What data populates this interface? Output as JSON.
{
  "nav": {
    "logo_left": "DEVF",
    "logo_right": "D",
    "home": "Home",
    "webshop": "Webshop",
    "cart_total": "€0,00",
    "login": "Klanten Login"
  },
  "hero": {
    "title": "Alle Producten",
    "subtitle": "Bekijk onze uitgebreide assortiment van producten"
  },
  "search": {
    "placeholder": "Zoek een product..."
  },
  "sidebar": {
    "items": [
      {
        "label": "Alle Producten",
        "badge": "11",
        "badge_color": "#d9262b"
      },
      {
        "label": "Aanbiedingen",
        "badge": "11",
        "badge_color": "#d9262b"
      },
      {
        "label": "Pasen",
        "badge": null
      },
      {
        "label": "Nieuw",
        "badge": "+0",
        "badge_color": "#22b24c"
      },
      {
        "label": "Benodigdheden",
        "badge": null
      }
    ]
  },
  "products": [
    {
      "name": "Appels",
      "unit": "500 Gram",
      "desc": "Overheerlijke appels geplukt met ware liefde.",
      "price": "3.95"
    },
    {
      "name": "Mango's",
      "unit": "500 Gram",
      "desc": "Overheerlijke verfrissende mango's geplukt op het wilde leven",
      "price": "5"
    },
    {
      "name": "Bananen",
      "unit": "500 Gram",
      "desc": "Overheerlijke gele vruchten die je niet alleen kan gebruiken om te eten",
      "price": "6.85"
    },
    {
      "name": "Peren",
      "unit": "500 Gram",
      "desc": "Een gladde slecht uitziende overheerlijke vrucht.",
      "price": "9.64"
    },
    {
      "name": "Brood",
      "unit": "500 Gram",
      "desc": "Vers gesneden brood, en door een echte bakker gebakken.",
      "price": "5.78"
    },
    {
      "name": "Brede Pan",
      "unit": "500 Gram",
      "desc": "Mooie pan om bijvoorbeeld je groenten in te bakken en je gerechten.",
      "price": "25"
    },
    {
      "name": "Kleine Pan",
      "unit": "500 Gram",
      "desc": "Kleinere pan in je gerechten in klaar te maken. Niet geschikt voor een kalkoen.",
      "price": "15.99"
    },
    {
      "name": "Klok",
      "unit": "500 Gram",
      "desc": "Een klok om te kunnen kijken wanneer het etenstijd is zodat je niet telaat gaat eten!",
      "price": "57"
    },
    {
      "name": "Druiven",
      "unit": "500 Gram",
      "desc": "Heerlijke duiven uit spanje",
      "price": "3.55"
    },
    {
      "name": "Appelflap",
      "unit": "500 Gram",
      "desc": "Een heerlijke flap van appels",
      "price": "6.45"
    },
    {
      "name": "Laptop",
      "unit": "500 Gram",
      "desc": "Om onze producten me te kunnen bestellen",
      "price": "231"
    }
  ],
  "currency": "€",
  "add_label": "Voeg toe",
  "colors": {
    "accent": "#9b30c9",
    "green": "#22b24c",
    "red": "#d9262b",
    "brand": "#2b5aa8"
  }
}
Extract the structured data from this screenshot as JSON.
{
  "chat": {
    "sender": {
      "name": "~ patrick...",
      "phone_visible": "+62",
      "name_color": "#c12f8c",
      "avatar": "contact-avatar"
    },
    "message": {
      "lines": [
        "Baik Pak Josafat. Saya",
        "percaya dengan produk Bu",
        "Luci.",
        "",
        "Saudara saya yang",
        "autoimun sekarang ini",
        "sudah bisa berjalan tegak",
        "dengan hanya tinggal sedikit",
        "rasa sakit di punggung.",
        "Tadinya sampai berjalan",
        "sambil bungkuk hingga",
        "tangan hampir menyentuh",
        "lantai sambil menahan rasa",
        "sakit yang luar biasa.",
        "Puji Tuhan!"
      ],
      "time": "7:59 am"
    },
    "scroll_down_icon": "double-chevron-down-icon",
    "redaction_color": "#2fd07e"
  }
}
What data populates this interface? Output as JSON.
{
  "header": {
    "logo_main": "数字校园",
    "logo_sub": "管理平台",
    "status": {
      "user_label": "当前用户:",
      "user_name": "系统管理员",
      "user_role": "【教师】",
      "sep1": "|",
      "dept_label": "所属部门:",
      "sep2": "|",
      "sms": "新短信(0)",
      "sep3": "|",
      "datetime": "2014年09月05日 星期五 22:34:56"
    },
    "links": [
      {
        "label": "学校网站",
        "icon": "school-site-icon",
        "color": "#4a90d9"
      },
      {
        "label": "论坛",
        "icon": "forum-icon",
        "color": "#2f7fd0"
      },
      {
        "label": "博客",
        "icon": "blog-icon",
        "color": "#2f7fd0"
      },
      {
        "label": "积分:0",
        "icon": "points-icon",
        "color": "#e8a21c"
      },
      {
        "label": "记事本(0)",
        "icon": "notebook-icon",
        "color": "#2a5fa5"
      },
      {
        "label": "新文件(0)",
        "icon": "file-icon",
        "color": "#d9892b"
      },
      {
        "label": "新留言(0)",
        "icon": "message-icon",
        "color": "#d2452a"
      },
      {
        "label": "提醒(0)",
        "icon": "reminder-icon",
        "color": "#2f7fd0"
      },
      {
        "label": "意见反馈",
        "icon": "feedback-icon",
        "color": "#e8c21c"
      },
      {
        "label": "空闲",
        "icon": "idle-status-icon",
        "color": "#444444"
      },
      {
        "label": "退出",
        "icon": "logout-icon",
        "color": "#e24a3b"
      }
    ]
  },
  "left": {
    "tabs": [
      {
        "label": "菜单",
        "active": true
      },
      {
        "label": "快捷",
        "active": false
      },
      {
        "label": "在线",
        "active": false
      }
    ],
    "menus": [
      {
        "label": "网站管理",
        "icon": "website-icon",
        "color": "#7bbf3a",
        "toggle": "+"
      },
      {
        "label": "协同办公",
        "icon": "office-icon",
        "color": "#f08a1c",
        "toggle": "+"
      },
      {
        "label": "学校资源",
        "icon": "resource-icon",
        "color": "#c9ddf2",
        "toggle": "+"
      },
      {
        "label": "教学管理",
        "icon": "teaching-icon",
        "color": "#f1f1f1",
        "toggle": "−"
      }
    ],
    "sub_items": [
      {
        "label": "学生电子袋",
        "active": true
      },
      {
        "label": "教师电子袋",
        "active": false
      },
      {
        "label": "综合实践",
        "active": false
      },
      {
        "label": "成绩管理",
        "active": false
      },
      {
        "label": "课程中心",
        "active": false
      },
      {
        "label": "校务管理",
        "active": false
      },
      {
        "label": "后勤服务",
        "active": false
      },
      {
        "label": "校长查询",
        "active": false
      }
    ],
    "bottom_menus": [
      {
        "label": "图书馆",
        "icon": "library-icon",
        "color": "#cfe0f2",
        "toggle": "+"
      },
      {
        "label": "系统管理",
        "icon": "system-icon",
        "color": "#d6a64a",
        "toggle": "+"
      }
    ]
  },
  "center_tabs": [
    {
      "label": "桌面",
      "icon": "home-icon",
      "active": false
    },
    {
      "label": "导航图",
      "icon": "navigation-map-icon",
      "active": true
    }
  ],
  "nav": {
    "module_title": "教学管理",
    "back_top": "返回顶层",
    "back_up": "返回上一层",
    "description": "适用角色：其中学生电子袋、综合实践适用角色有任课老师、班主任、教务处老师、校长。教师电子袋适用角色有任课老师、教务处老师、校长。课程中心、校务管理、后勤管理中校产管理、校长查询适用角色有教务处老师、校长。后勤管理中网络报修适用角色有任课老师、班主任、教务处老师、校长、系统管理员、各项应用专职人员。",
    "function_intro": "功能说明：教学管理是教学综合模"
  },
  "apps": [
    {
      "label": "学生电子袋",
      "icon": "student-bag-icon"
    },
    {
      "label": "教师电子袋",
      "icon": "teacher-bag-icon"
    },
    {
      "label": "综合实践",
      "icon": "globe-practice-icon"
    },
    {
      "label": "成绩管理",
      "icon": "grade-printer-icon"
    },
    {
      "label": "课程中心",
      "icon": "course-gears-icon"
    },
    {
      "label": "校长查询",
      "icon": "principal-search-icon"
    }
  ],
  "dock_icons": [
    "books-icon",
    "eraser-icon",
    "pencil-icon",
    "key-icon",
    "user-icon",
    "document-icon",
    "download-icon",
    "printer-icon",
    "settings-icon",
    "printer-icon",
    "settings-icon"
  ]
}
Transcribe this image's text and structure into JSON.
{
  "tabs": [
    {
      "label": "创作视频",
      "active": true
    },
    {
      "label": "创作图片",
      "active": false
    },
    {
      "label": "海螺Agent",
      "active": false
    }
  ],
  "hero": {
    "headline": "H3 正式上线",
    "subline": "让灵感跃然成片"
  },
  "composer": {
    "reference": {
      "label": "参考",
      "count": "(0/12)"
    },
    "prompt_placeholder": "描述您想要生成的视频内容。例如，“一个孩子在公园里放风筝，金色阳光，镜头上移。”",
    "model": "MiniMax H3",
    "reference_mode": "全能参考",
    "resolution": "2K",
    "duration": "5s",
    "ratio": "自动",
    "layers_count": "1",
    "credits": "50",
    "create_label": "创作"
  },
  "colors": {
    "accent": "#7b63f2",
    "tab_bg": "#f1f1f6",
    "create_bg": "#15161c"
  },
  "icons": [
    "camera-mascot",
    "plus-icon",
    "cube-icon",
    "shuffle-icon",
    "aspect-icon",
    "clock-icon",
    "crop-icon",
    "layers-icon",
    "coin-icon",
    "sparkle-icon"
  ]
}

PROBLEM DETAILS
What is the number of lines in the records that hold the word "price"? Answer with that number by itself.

ANSWER AREA
11